If a line of the material contains "time", copy it.
== Supplied material ==
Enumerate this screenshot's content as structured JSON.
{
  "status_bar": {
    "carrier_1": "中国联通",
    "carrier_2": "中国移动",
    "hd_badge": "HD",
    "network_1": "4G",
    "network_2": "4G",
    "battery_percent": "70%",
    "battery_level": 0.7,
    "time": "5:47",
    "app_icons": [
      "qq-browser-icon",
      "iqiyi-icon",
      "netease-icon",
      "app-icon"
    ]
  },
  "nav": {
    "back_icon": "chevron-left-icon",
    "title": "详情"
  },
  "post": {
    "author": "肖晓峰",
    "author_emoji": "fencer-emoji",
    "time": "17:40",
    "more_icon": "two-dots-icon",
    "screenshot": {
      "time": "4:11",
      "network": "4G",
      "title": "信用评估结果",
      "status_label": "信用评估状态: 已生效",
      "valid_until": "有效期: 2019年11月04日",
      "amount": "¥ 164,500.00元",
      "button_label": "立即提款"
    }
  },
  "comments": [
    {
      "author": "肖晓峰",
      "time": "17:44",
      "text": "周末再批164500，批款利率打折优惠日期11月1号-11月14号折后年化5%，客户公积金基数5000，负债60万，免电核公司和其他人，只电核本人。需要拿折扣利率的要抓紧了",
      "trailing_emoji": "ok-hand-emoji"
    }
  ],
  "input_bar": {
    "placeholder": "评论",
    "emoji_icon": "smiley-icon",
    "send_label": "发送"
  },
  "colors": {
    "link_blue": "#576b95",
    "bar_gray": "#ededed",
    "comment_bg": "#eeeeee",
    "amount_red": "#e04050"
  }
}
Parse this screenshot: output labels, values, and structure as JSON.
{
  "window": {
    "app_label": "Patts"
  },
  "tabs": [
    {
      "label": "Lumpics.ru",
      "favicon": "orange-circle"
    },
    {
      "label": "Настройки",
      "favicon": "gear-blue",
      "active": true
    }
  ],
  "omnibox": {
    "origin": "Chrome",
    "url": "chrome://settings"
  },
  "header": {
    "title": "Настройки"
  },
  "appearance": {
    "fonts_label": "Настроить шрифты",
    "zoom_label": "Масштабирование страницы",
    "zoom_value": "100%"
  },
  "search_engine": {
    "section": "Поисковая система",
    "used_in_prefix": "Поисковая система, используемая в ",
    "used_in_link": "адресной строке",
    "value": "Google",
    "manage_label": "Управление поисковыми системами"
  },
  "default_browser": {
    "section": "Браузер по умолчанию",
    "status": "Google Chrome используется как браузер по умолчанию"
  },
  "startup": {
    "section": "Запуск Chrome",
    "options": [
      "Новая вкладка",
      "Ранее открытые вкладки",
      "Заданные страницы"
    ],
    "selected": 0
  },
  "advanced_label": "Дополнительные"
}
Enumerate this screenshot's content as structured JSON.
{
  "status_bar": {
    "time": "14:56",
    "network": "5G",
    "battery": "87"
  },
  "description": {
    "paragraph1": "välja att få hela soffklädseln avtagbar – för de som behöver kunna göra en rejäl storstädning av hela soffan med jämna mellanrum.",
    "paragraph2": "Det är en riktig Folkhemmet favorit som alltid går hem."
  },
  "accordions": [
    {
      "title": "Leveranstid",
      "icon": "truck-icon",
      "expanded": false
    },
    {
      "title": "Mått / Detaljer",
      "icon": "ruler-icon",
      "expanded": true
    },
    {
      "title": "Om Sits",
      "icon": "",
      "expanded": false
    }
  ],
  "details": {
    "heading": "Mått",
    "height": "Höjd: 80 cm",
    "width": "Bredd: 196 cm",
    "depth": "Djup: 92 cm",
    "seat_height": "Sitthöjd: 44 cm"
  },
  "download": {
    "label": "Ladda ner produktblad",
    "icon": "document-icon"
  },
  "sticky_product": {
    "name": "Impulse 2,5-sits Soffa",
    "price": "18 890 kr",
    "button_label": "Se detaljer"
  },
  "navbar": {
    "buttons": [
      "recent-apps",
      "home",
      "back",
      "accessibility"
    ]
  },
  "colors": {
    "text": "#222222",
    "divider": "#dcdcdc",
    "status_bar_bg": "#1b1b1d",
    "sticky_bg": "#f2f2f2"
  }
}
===
Response:
    "time": "5:47",
    "time": "17:40",
      "time": "4:11",
      "time": "17:44",
    "time": "14:56",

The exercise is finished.